• EXERCISE PROMPT:
Each line of the data below should be restated exactly, with images left out.

• Excerpts from an interface dataset:
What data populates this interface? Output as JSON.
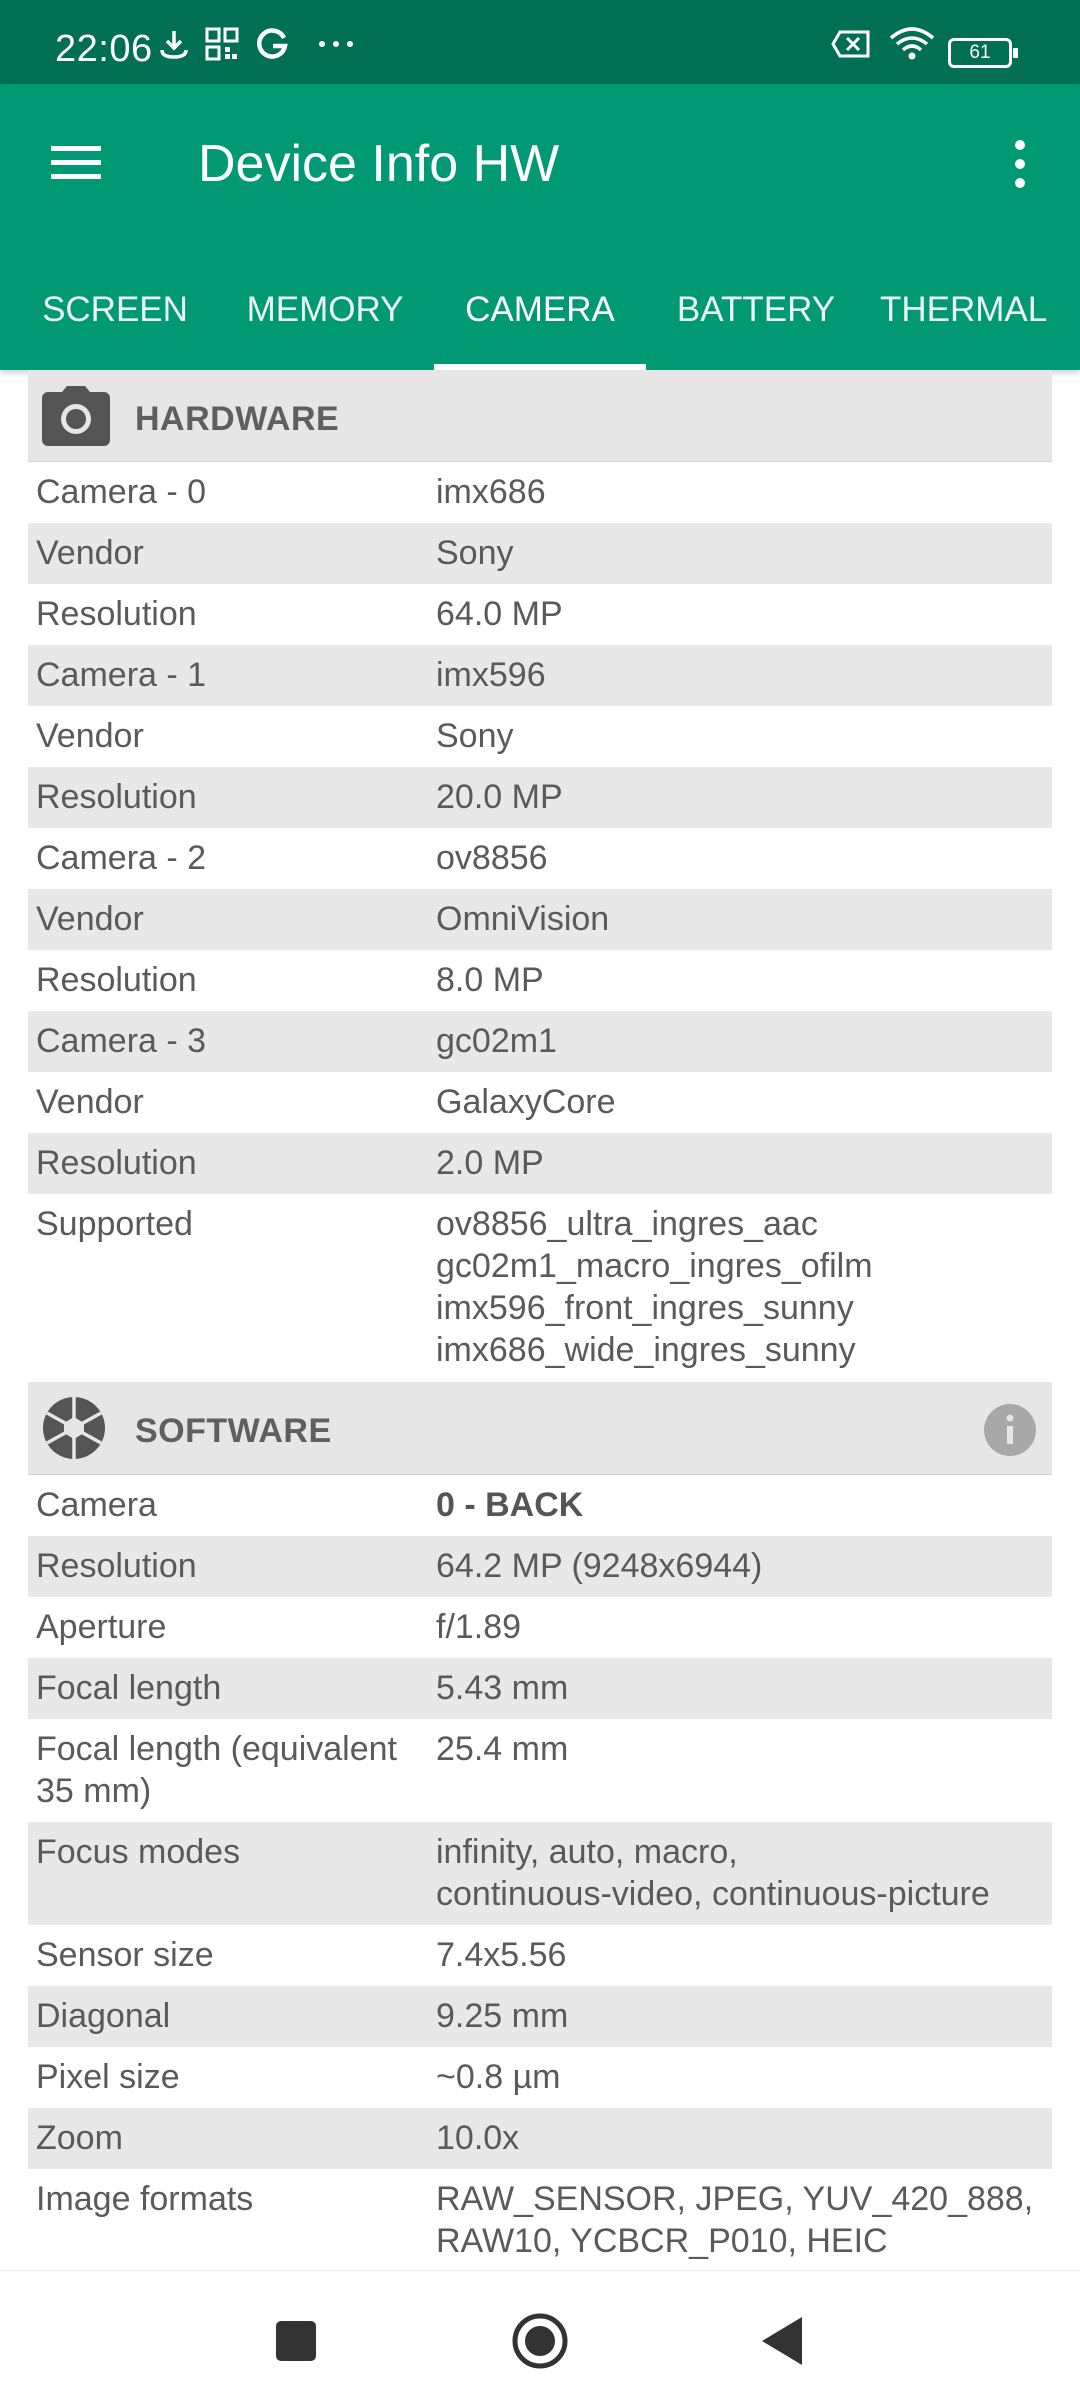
{
  "status_bar": {
    "time": "22:06",
    "battery_level": "61",
    "icons": [
      "download-icon",
      "qr-icon",
      "google-icon",
      "more-dots-icon",
      "no-sim-icon",
      "wifi-icon",
      "battery-icon"
    ]
  },
  "app_bar": {
    "title": "Device Info HW"
  },
  "tabs": [
    {
      "label": "SCREEN",
      "active": false
    },
    {
      "label": "MEMORY",
      "active": false
    },
    {
      "label": "CAMERA",
      "active": true
    },
    {
      "label": "BATTERY",
      "active": false
    },
    {
      "label": "THERMAL",
      "active": false
    }
  ],
  "hardware": {
    "title": "HARDWARE",
    "icon": "camera-icon",
    "rows": [
      {
        "key": "Camera - 0",
        "value": "imx686"
      },
      {
        "key": "Vendor",
        "value": "Sony"
      },
      {
        "key": "Resolution",
        "value": "64.0 MP"
      },
      {
        "key": "Camera - 1",
        "value": "imx596"
      },
      {
        "key": "Vendor",
        "value": "Sony"
      },
      {
        "key": "Resolution",
        "value": "20.0 MP"
      },
      {
        "key": "Camera - 2",
        "value": "ov8856"
      },
      {
        "key": "Vendor",
        "value": "OmniVision"
      },
      {
        "key": "Resolution",
        "value": "8.0 MP"
      },
      {
        "key": "Camera - 3",
        "value": "gc02m1"
      },
      {
        "key": "Vendor",
        "value": "GalaxyCore"
      },
      {
        "key": "Resolution",
        "value": "2.0 MP"
      }
    ],
    "supported": {
      "key": "Supported",
      "values": [
        "ov8856_ultra_ingres_aac",
        "gc02m1_macro_ingres_ofilm",
        "imx596_front_ingres_sunny",
        "imx686_wide_ingres_sunny"
      ]
    }
  },
  "software": {
    "title": "SOFTWARE",
    "icon": "aperture-icon",
    "rows": [
      {
        "key": "Camera",
        "value": "0 - BACK"
      },
      {
        "key": "Resolution",
        "value": "64.2 MP (9248x6944)"
      },
      {
        "key": "Aperture",
        "value": "f/1.89"
      },
      {
        "key": "Focal length",
        "value": "5.43 mm"
      },
      {
        "key_lines": [
          "Focal length (equivalent",
          "35 mm)"
        ],
        "value": "25.4 mm"
      },
      {
        "key": "Focus modes",
        "value_lines": [
          "infinity, auto, macro,",
          "continuous-video, continuous-picture"
        ]
      },
      {
        "key": "Sensor size",
        "value": "7.4x5.56"
      },
      {
        "key": "Diagonal",
        "value": "9.25 mm"
      },
      {
        "key": "Pixel size",
        "value": "~0.8 µm"
      },
      {
        "key": "Zoom",
        "value": "10.0x"
      },
      {
        "key": "Image formats",
        "value_lines": [
          "RAW_SENSOR, JPEG, YUV_420_888,",
          "RAW10, YCBCR_P010, HEIC"
        ]
      }
    ]
  },
  "nav_bar": {
    "buttons": [
      "recents-square-icon",
      "home-circle-icon",
      "back-triangle-icon"
    ]
  },
  "colors": {
    "status_bar": "#016f54",
    "app_bar": "#019874",
    "row_alt": "#e8e8e8",
    "section_header": "#e6e6e6"
  }
}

• SOLUTION TO THE EXERCISE:
What data populates this interface? Output as JSON.
{
  "status_bar": {
    "time": "22:06",
    "battery_level": "61",
    "icons": [
      "download-icon",
      "qr-icon",
      "google-icon",
      "more-dots-icon",
      "no-sim-icon",
      "wifi-icon",
      "battery-icon"
    ]
  },
  "app_bar": {
    "title": "Device Info HW"
  },
  "tabs": [
    {
      "label": "SCREEN",
      "active": false
    },
    {
      "label": "MEMORY",
      "active": false
    },
    {
      "label": "CAMERA",
      "active": true
    },
    {
      "label": "BATTERY",
      "active": false
    },
    {
      "label": "THERMAL",
      "active": false
    }
  ],
  "hardware": {
    "title": "HARDWARE",
    "icon": "camera-icon",
    "rows": [
      {
        "key": "Camera - 0",
        "value": "imx686"
      },
      {
        "key": "Vendor",
        "value": "Sony"
      },
      {
        "key": "Resolution",
        "value": "64.0 MP"
      },
      {
        "key": "Camera - 1",
        "value": "imx596"
      },
      {
        "key": "Vendor",
        "value": "Sony"
      },
      {
        "key": "Resolution",
        "value": "20.0 MP"
      },
      {
        "key": "Camera - 2",
        "value": "ov8856"
      },
      {
        "key": "Vendor",
        "value": "OmniVision"
      },
      {
        "key": "Resolution",
        "value": "8.0 MP"
      },
      {
        "key": "Camera - 3",
        "value": "gc02m1"
      },
      {
        "key": "Vendor",
        "value": "GalaxyCore"
      },
      {
        "key": "Resolution",
        "value": "2.0 MP"
      }
    ],
    "supported": {
      "key": "Supported",
      "values": [
        "ov8856_ultra_ingres_aac",
        "gc02m1_macro_ingres_ofilm",
        "imx596_front_ingres_sunny",
        "imx686_wide_ingres_sunny"
      ]
    }
  },
  "software": {
    "title": "SOFTWARE",
    "icon": "aperture-icon",
    "rows": [
      {
        "key": "Camera",
        "value": "0 - BACK"
      },
      {
        "key": "Resolution",
        "value": "64.2 MP (9248x6944)"
      },
      {
        "key": "Aperture",
        "value": "f/1.89"
      },
      {
        "key": "Focal length",
        "value": "5.43 mm"
      },
      {
        "key_lines": [
          "Focal length (equivalent",
          "35 mm)"
        ],
        "value": "25.4 mm"
      },
      {
        "key": "Focus modes",
        "value_lines": [
          "infinity, auto, macro,",
          "continuous-video, continuous-picture"
        ]
      },
      {
        "key": "Sensor size",
        "value": "7.4x5.56"
      },
      {
        "key": "Diagonal",
        "value": "9.25 mm"
      },
      {
        "key": "Pixel size",
        "value": "~0.8 µm"
      },
      {
        "key": "Zoom",
        "value": "10.0x"
      },
      {
        "key": "Image formats",
        "value_lines": [
          "RAW_SENSOR, JPEG, YUV_420_888,",
          "RAW10, YCBCR_P010, HEIC"
        ]
      }
    ]
  },
  "nav_bar": {
    "buttons": [
      "recents-square-icon",
      "home-circle-icon",
      "back-triangle-icon"
    ]
  },
  "colors": {
    "status_bar": "#016f54",
    "app_bar": "#019874",
    "row_alt": "#e8e8e8",
    "section_header": "#e6e6e6"
  }
}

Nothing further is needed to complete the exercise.